Task:
Show, from the records below, all lines that contain the word "data".

[Records to process Boundary: Start]

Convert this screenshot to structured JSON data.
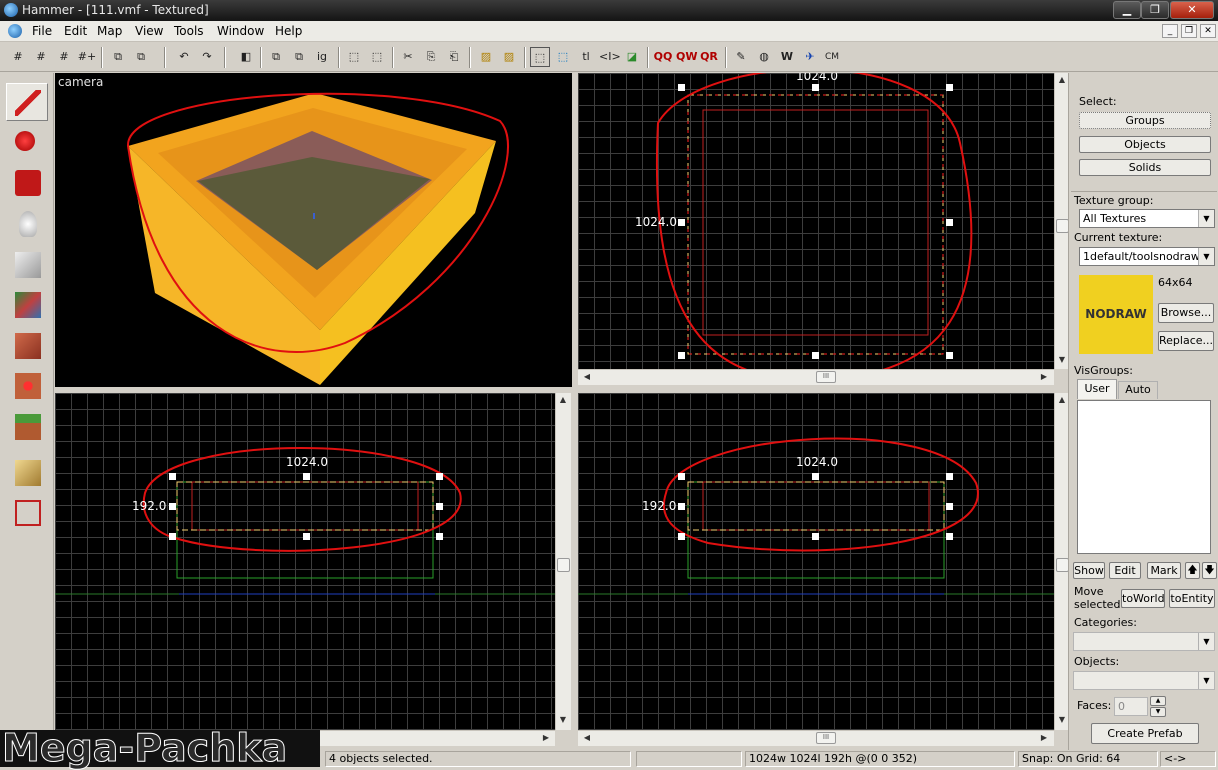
{
  "window": {
    "title": "Hammer - [111.vmf - Textured]",
    "min": "▁",
    "max": "❐",
    "close": "✕"
  },
  "menu": [
    "File",
    "Edit",
    "Map",
    "View",
    "Tools",
    "Window",
    "Help"
  ],
  "mdi": {
    "min": "_",
    "restore": "❐",
    "close": "✕"
  },
  "toolbar": {
    "items": [
      "#",
      "#",
      "#",
      "#+",
      "⧉",
      "⧉",
      "↶",
      "↷",
      "◧",
      "⧉",
      "⧉",
      "ig",
      "⬚",
      "⬚",
      "✂",
      "⎘",
      "⎗",
      "▨",
      "▨",
      "⬚",
      "⬚",
      "tl",
      "<I>",
      "◪",
      "QQ",
      "QW",
      "QR",
      "✎",
      "◍",
      "W",
      "✈",
      "CM"
    ]
  },
  "viewports": {
    "camera": {
      "label": "camera"
    },
    "top": {
      "width_label": "1024.0",
      "height_label": "1024.0"
    },
    "front": {
      "width_label": "1024.0",
      "height_label": "192.0"
    },
    "side": {
      "width_label": "1024.0",
      "height_label": "192.0"
    }
  },
  "right_panel": {
    "select_label": "Select:",
    "groups": "Groups",
    "objects": "Objects",
    "solids": "Solids",
    "texture_group_label": "Texture group:",
    "texture_group_value": "All Textures",
    "current_texture_label": "Current texture:",
    "current_texture_value": "1default/toolsnodraw",
    "texture_size": "64x64",
    "texture_preview_text": "NODRAW",
    "browse": "Browse...",
    "replace": "Replace...",
    "visgroups_label": "VisGroups:",
    "tab_user": "User",
    "tab_auto": "Auto",
    "show": "Show",
    "edit": "Edit",
    "mark": "Mark",
    "up": "🡅",
    "down": "🡇",
    "move_selected": "Move selected:",
    "to_world": "toWorld",
    "to_entity": "toEntity",
    "categories_label": "Categories:",
    "objects_label": "Objects:",
    "faces_label": "Faces:",
    "faces_value": "0",
    "create_prefab": "Create Prefab"
  },
  "status": {
    "selection": "4 objects selected.",
    "size": "1024w 1024l 192h @(0 0 352)",
    "snap": "Snap: On Grid: 64",
    "arrows": "<->"
  },
  "watermark": "Mega-Pachka",
  "colors": {
    "selection": "#ff2020",
    "annotation": "#e01010",
    "brush": "#f0a020",
    "grid": "#3d3d3d"
  }
}
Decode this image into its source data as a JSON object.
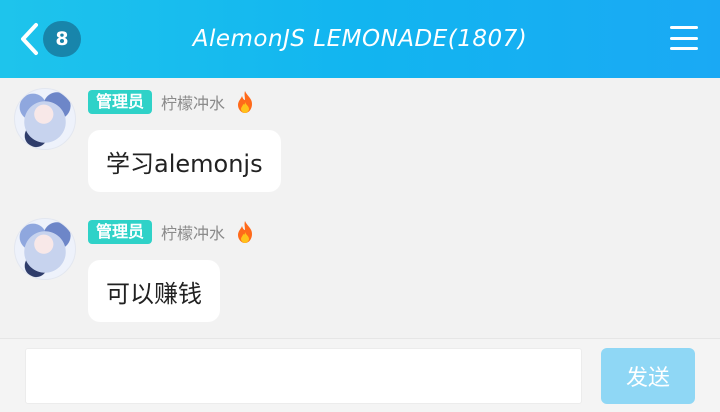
{
  "header": {
    "title": "AlemonJS LEMONADE(1807)",
    "unread_count": "8",
    "back_icon": "chevron-left-icon",
    "menu_icon": "hamburger-menu-icon"
  },
  "messages": [
    {
      "role": "管理员",
      "nickname": "柠檬冲水",
      "text": "学习alemonjs",
      "level_icon": "fire-icon"
    },
    {
      "role": "管理员",
      "nickname": "柠檬冲水",
      "text": "可以赚钱",
      "level_icon": "fire-icon"
    }
  ],
  "composer": {
    "value": "",
    "send_label": "发送"
  },
  "colors": {
    "header": "#12b5f0",
    "role_badge": "#2fd2c8",
    "send_button": "#8fd7f5"
  }
}
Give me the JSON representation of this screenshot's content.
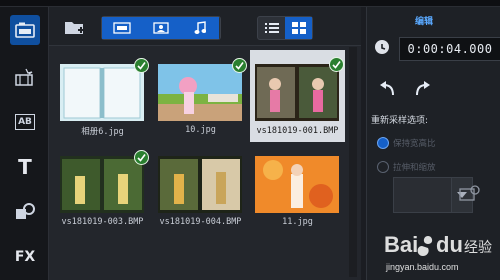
{
  "library": {
    "thumbnails": [
      {
        "caption": "相册6.jpg",
        "checked": true,
        "selected": false
      },
      {
        "caption": "10.jpg",
        "checked": true,
        "selected": false
      },
      {
        "caption": "vs181019-001.BMP",
        "checked": true,
        "selected": true
      },
      {
        "caption": "vs181019-003.BMP",
        "checked": true,
        "selected": false
      },
      {
        "caption": "vs181019-004.BMP",
        "checked": false,
        "selected": false
      },
      {
        "caption": "11.jpg",
        "checked": false,
        "selected": false
      }
    ]
  },
  "rail": {
    "text_label": "T",
    "fx_label": "FX",
    "title_label": "AB"
  },
  "right_panel": {
    "tab_label": "编辑",
    "timecode": "0:00:04.000",
    "resample_label": "重新采样选项:",
    "option1": "保持宽高比",
    "option2": "拉伸和缩放"
  },
  "watermark": {
    "brand": "Bai du 经验",
    "url": "jingyan.baidu.com"
  },
  "colors": {
    "accent": "#1560c8",
    "check": "#2a7f2f",
    "selected_bg": "#d9dde3"
  }
}
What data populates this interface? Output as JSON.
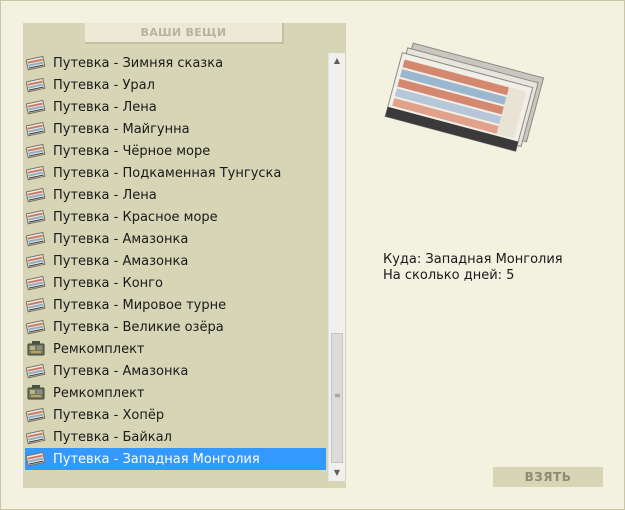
{
  "panel": {
    "title": "ВАШИ ВЕЩИ"
  },
  "items": [
    {
      "label": "Путевка - Зимняя сказка",
      "icon": "ticket-icon"
    },
    {
      "label": "Путевка - Урал",
      "icon": "ticket-icon"
    },
    {
      "label": "Путевка - Лена",
      "icon": "ticket-icon"
    },
    {
      "label": "Путевка - Майгунна",
      "icon": "ticket-icon"
    },
    {
      "label": "Путевка - Чёрное море",
      "icon": "ticket-icon"
    },
    {
      "label": "Путевка - Подкаменная Тунгуска",
      "icon": "ticket-icon"
    },
    {
      "label": "Путевка - Лена",
      "icon": "ticket-icon"
    },
    {
      "label": "Путевка - Красное море",
      "icon": "ticket-icon"
    },
    {
      "label": "Путевка - Амазонка",
      "icon": "ticket-icon"
    },
    {
      "label": "Путевка - Амазонка",
      "icon": "ticket-icon"
    },
    {
      "label": "Путевка - Конго",
      "icon": "ticket-icon"
    },
    {
      "label": "Путевка - Мировое турне",
      "icon": "ticket-icon"
    },
    {
      "label": "Путевка - Великие озёра",
      "icon": "ticket-icon"
    },
    {
      "label": "Ремкомплект",
      "icon": "repair-kit-icon"
    },
    {
      "label": "Путевка - Амазонка",
      "icon": "ticket-icon"
    },
    {
      "label": "Ремкомплект",
      "icon": "repair-kit-icon"
    },
    {
      "label": "Путевка - Хопёр",
      "icon": "ticket-icon"
    },
    {
      "label": "Путевка - Байкал",
      "icon": "ticket-icon"
    },
    {
      "label": "Путевка - Западная Монголия",
      "icon": "ticket-icon",
      "selected": true
    }
  ],
  "details": {
    "destination": "Куда: Западная Монголия",
    "days": "На сколько дней: 5",
    "image_icon": "ticket-bundle-icon"
  },
  "take_button": {
    "label": "ВЗЯТЬ"
  },
  "colors": {
    "background": "#f3f1e0",
    "panel": "#d6d5b6",
    "selection": "#3399ff"
  }
}
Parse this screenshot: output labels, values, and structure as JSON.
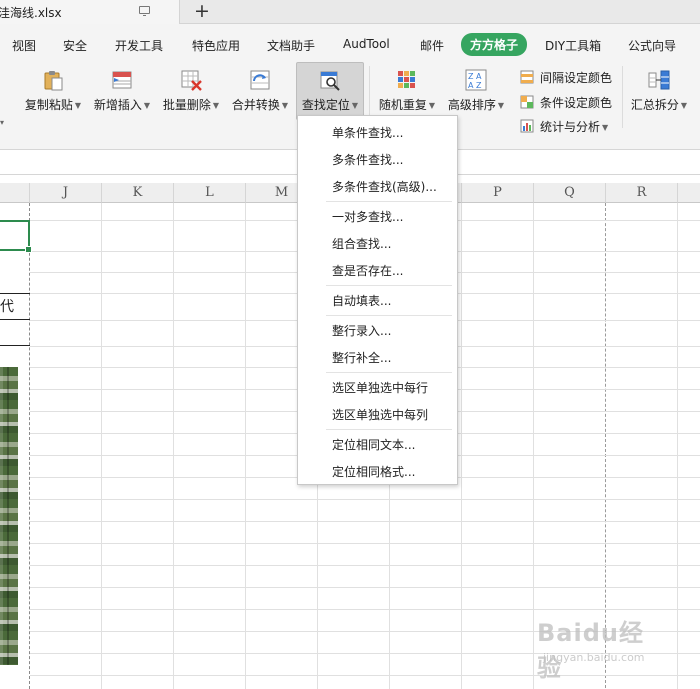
{
  "tab": {
    "filename": "洼海线.xlsx",
    "add_symbol": "+"
  },
  "menu": {
    "items": [
      "视图",
      "安全",
      "开发工具",
      "特色应用",
      "文档助手",
      "AudTool",
      "邮件",
      "方方格子",
      "DIY工具箱",
      "公式向导"
    ],
    "active": "方方格子"
  },
  "ribbon": {
    "copy_paste": "复制粘贴",
    "add_insert": "新增插入",
    "batch_delete": "批量删除",
    "merge_convert": "合并转换",
    "find_locate": "查找定位",
    "random_repeat": "随机重复",
    "advanced_sort": "高级排序",
    "interval_color": "间隔设定颜色",
    "condition_color": "条件设定颜色",
    "stats_analysis": "统计与分析",
    "summary_split": "汇总拆分"
  },
  "columns": [
    "J",
    "K",
    "L",
    "M",
    "N",
    "O",
    "P",
    "Q",
    "R"
  ],
  "cells": {
    "left_text": "代"
  },
  "dropdown": {
    "items": [
      "单条件查找...",
      "多条件查找...",
      "多条件查找(高级)...",
      "一对多查找...",
      "组合查找...",
      "查是否存在...",
      "自动填表...",
      "整行录入...",
      "整行补全...",
      "选区单独选中每行",
      "选区单独选中每列",
      "定位相同文本...",
      "定位相同格式..."
    ]
  },
  "watermark": {
    "brand": "Baidu经验",
    "url": "jingyan.baidu.com"
  },
  "colors": {
    "accent_green": "#36a560",
    "selection_green": "#2d8b4e"
  }
}
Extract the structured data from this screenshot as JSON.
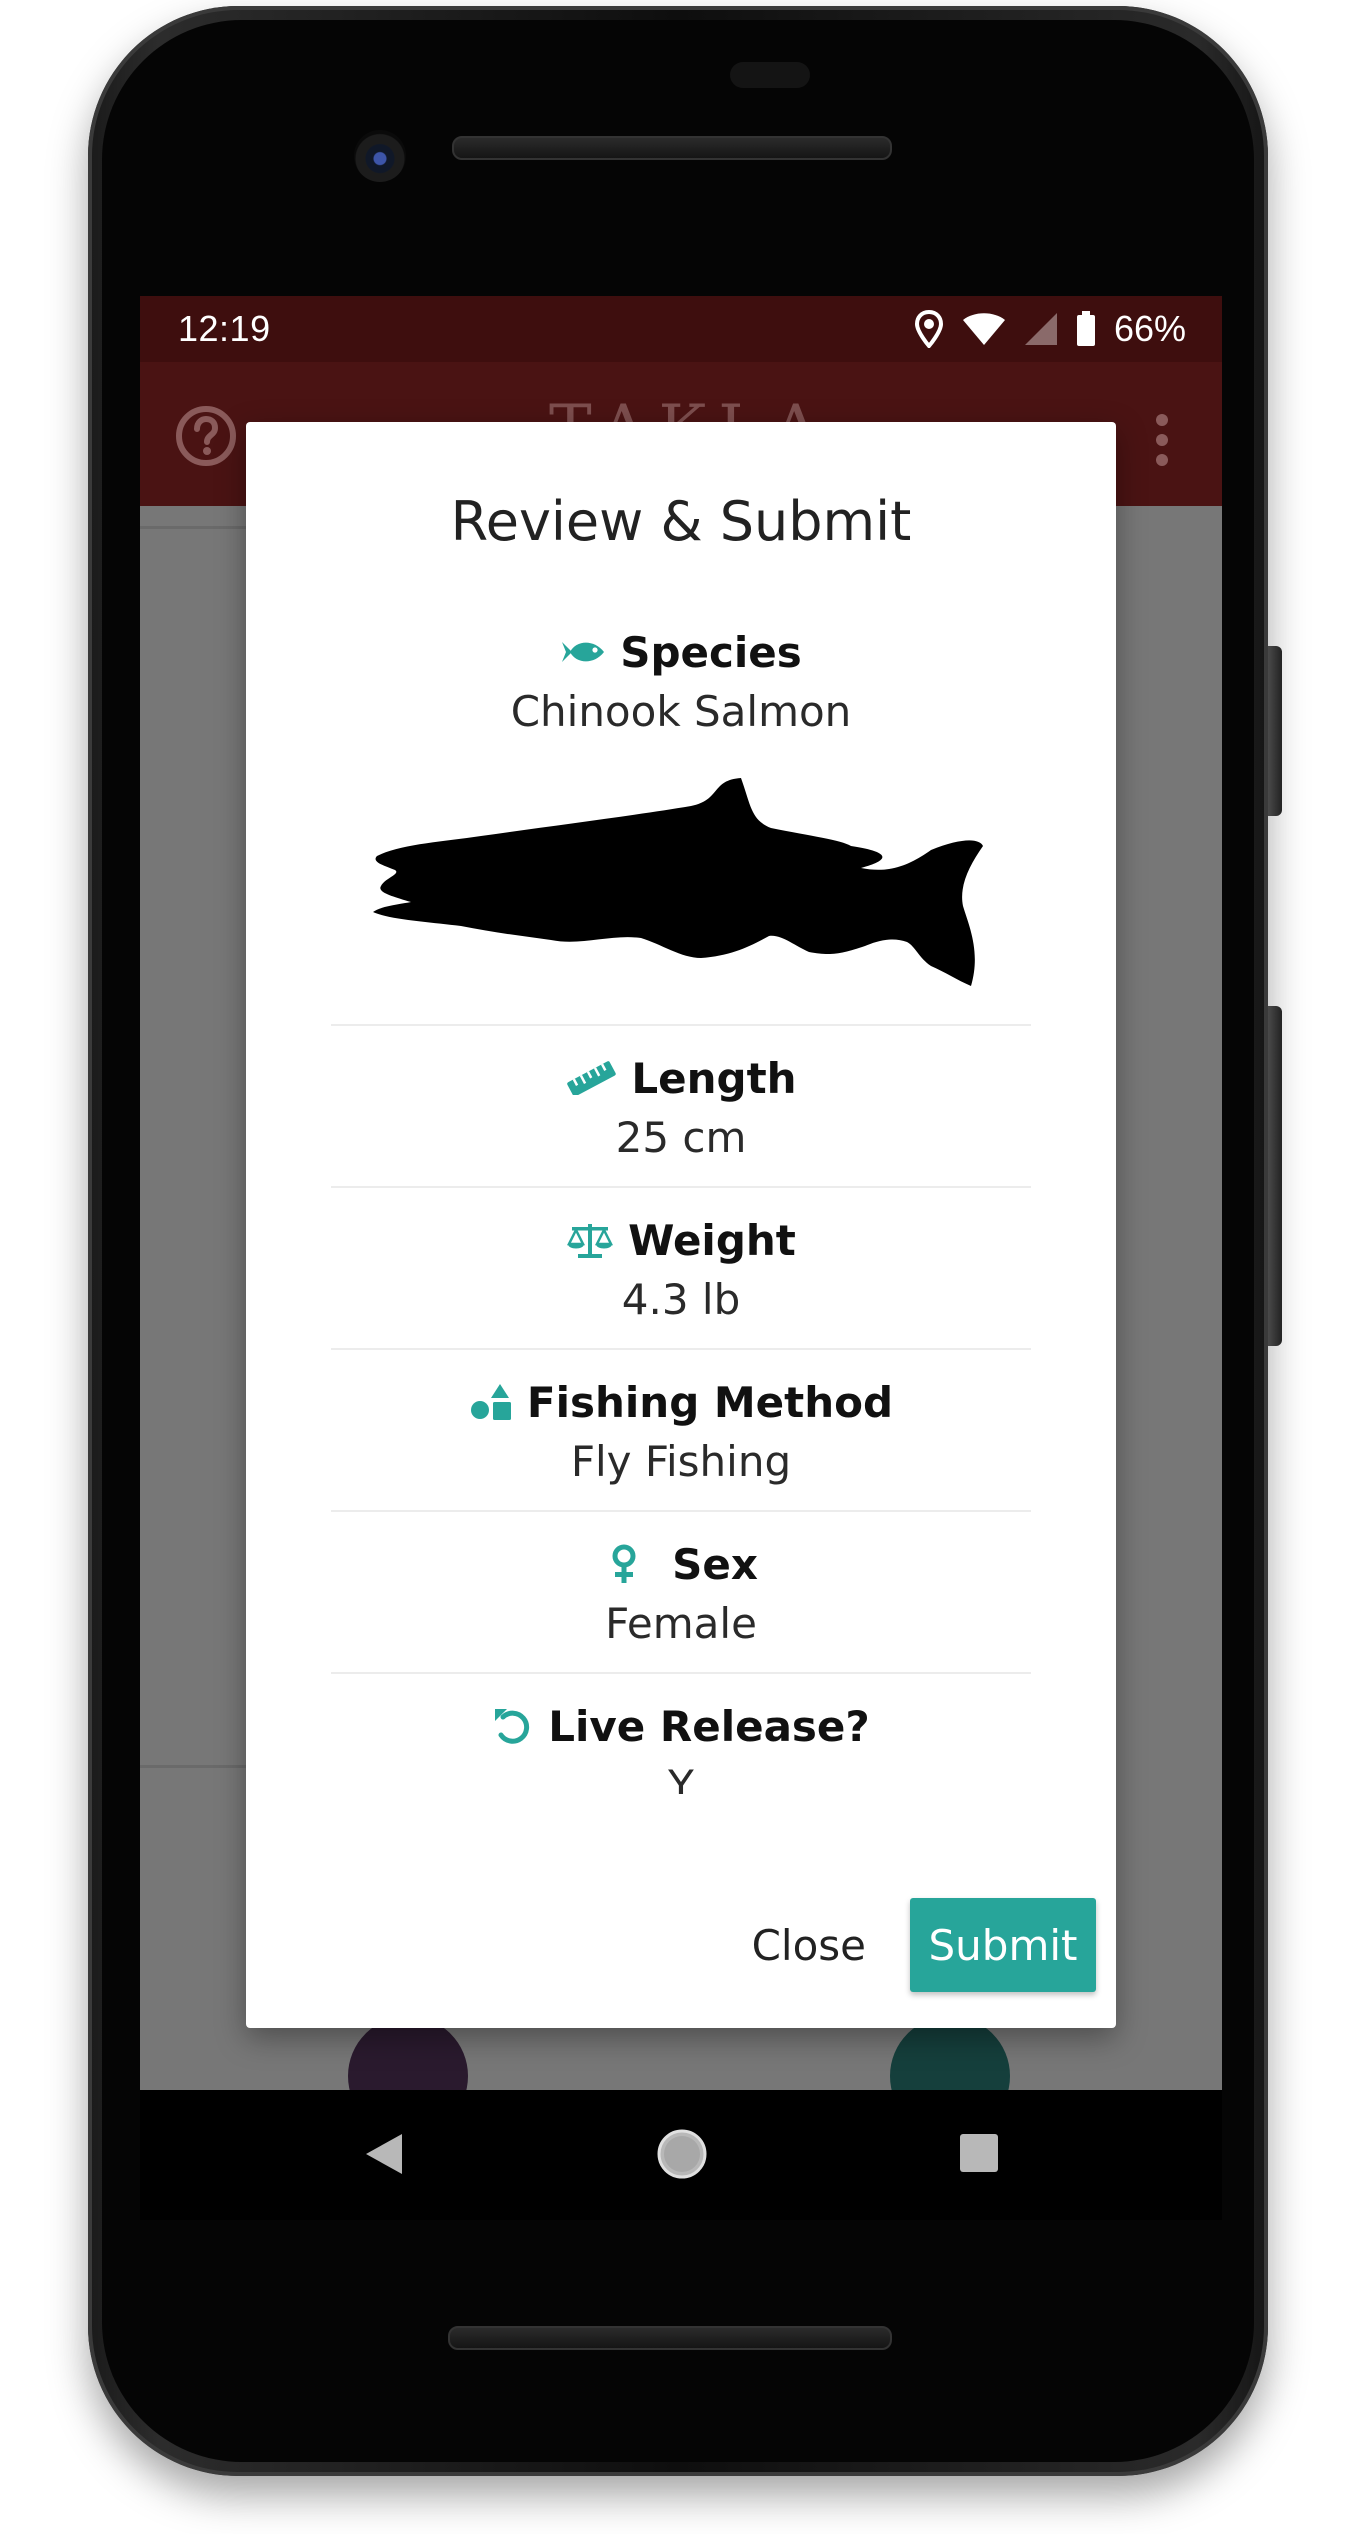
{
  "status_bar": {
    "time": "12:19",
    "battery_percent": "66%",
    "icons": [
      "location-icon",
      "wifi-icon",
      "cell-signal-icon",
      "battery-icon"
    ]
  },
  "app_bar": {
    "title": "TAKLA NATION",
    "help_icon": "help-circle-icon",
    "menu_icon": "overflow-menu-icon"
  },
  "dialog": {
    "title": "Review & Submit",
    "species": {
      "label": "Species",
      "value": "Chinook Salmon",
      "icon": "fish-icon"
    },
    "length": {
      "label": "Length",
      "value": "25 cm",
      "icon": "ruler-icon"
    },
    "weight": {
      "label": "Weight",
      "value": "4.3 lb",
      "icon": "balance-scale-icon"
    },
    "fishing_method": {
      "label": "Fishing Method",
      "value": "Fly Fishing",
      "icon": "shapes-icon"
    },
    "sex": {
      "label": "Sex",
      "value": "Female",
      "icon": "female-icon"
    },
    "live_release": {
      "label": "Live Release?",
      "value": "Y",
      "icon": "undo-icon"
    },
    "actions": {
      "close_label": "Close",
      "submit_label": "Submit"
    }
  },
  "colors": {
    "accent": "#27a59a",
    "status_bar": "#3e0e0e",
    "app_bar": "#4a1313",
    "scrim": "#777777"
  }
}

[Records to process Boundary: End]

Solution:
Convert this screenshot to structured JSON data.
Decode this image into its source data as a JSON object.
What data populates this interface? Output as JSON.
Extract the structured data from this screenshot as JSON.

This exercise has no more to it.